Ms. Jacobs said anticipated increases in the New York State Retirement System and a loss in revenue from “contract” users makes up the majority of the tax hike.
Residents of the East Quogue, Eastport-South Manor, Remsenburg-Speonk and East Moriches school districts make-up Riverhead Free Library’s contract users. Ms. Jacobs said many of them have decided to go with other libraries that have recently been renovated on the South Fork instead.
“If they work in Riverhead, then they’ll usually sign-up here,” she said. “But, typically, they’ll go with other libraries that have newer buildings.”
Ms. Jacobs said next year’s spending plan contains the final debt service payment of the bonds issued in 1998 for the library’s expansion. She described Riverhead Free Library’s spending as “conservative” while continuing to offer new services, such as its E-book program. Materials are downloaded to electronic devices and are loaned through a digital license that only lasts a certain time, she said.
“I certainly hope our community recognizes the services we offer and the tremendous value they get,” Ms. Jacobs said.
The tax levy increase correlates to about $7 per year increase for the average Riverhead taxpayer based on current assessments and equalization rates, she said.
Because the library’s district covers three towns — Riverhead, Southampton and Brookhaven — tax rates for each town will not be known until later in the year.

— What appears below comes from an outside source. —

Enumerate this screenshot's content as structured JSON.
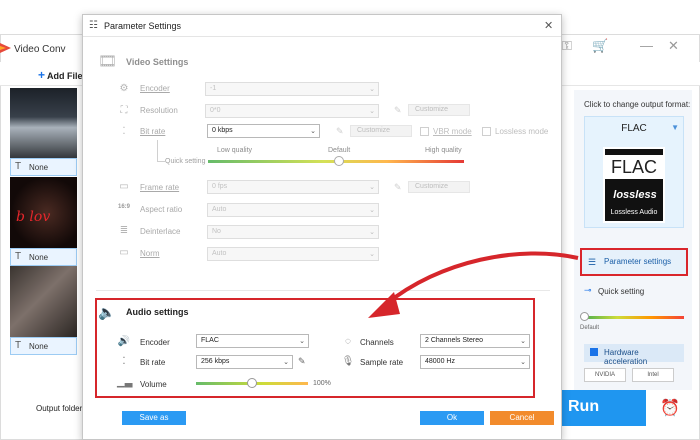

The Riverhead Free Library vote runs from 10 a.m. to 8 p.m. at the library on 330 Court Street.
Any registered voter in the Riverhead School District can vote in both the Riverhead library vote and the Baiting Hollow Free Library vote, which takes place at the same time and place and is on the same ballot as the Riverhead vote. In the case of both libraries, today’s vote is technically a vote on whether the Riverhead Central School District should contract for library services at the above mentioned budget amounts.
The Baiting Hollow Free Library preliminary spending plan is $11,800, up $100 from the previous year’s budget. The Baiting Hollow Free Library budget has traditionally increased by $100 each year.
North Shore Public Library officials in Shoreham are asking voters to approve a $3.68 million spending plan carrying a 1.9 percent increase to the tax levy.
The library director there, Laura Hawrey, said by prioritizing projects and applying reserves such as fund balance, the budget fit under the state mandated 2 percent cap. The tax levy — the amount of cash the library collects from taxpayers — is expected to increase to $3.46 million.
“We spent a lot of time going over the budget and we’re very proud we’ve had minimal spending increases,” she said.
Ms. Hawrey said the tax hike is the result of the library increasing programs, online resources and its E-books service. The changes are needed in order to meet the demands of residents, she said.
During the 2011-12 fiscal year, the library raised the tax levy for the first time in four years. If approved, Ms. Hawrey said the proposed budget will cost approximately $7 per year more than last year for the average household.
Registered voters in the Shoreham-Wading River and Rocky Point school districts can vote in the North Shore Public Library budget vote from 9:30 a.m. to 9 p.m.
The library is located at 250 Route 25A in Shoreham.